Like writers, there are many kinds of reviewers. When reading the reviews your book garners remember there are some reviewers who don't like any books. They might give one good review for an obscure author and pan those who are popular. A reviewer could be a frustrated writer and their reviews could show their anger about not being chosen when someone they think of lesser talent has grabbed the prize - publication. There are the reviewers who only like best sellers and those are the ones whose books they praise.

So how can the writer overcome their reaction to a bad review of their book. The first thing is don't attack the reviewer. You can have these private thoughts. Do not make them public. Remember the reviewer is only one person and if there are glaring errors in the review they may not have read more than the blurb. Pretty much ignore the reviews. And if the reviews for your books are all raves feel good for a moment and put those feelings aside. What a writer wants to do is write books they believe others will enjoy and that they themselves enjoy writing. Do bad reviews hurt, of course they do but learn to have an oily skin so these bad reviews roll right off. Only remember this I've heard that a bad review can also generate sales. People are curious. Another point to remember is that reviews are written after the book is finished and ready to be published. By then it's too late to change things. If there are things in that review that trouble you, think about the next book and make the changes there.
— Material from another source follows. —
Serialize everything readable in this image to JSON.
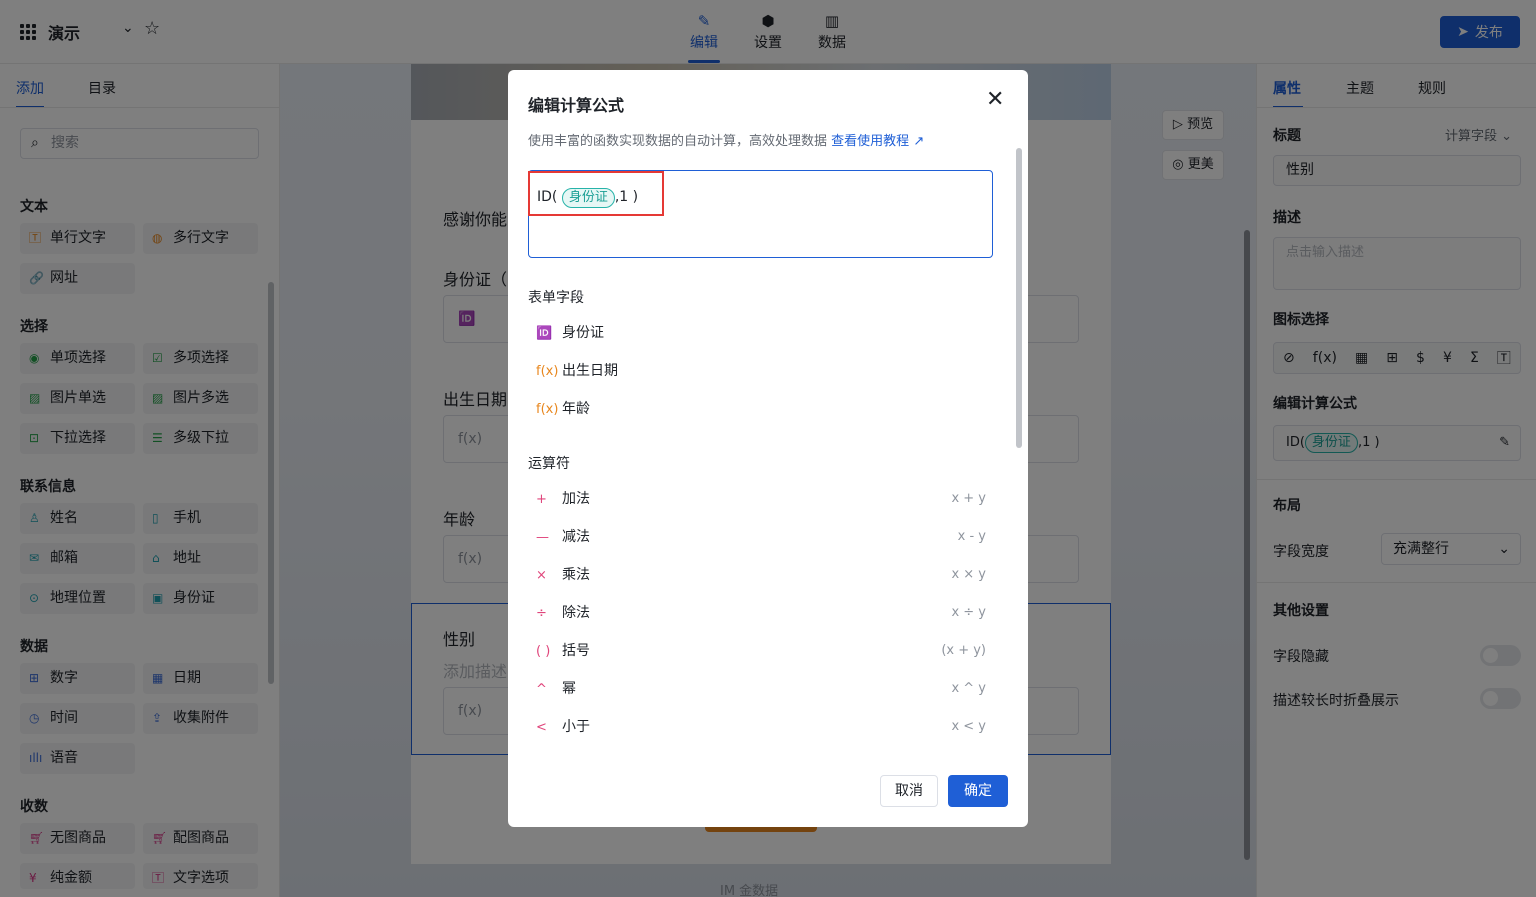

Monday, May 7, 2012

7 May - Week ahead and week behind

The winner of an autographed copy of The Temple of Fyre is Sharon Baker who gave me no way to get in touch with her. I'll need an email address so I can send the copy to her.

Did a Nook Book signing at the Palisades Mall on Saturday and made an interesting contact what I'll tell the chapter about on Saturday. Also talked to the person arranging the signing about having us on a regular basis and bringing in some copies of our print books that could be kept aside for when we had a signing. Will see what happens here.

Last week I took a step I've been avoiding for a long time. Having a series with one publisher was something I thought was the right thing to do, but after a year of not hearing anything about the submission of the last book in a series, I decided to seek another publisher for it. I also asked for the rights back to other books that were out of contract. I really liked being with this publisher but I was tired of hearing promises and never receiving answers. Perhaps I should have done this before but I didn't. So now I'm in the process of preparing four books for re-release at a new publishers. Finished one last week and will do the others this week.

The Micro-manager Murder is coming along very well but will be the shortest of the mysteries in the series. But as usual there are some interesting twists and turns occurring. Some of my critique partners are worried about Katherine's actions but to me they are perfectly natural. After all she's been a widow for 30 years and has gone her own way for that long. Marriage isn't going ot change her nature.

Hope to finish another draft this week and then there will be just 2 to go and I can write the end. Love writing the end since I have another story waiting in the wings. Lines of Fire is a fantasy and perhaps the start of a series. Then there's the final of the alternate Egypt stories to write, the final in the Seduction series and a final Katherine story, plus a number of other stories rolling in my head. Getting ideas has never been my problem, it's the writing of them that takes the time.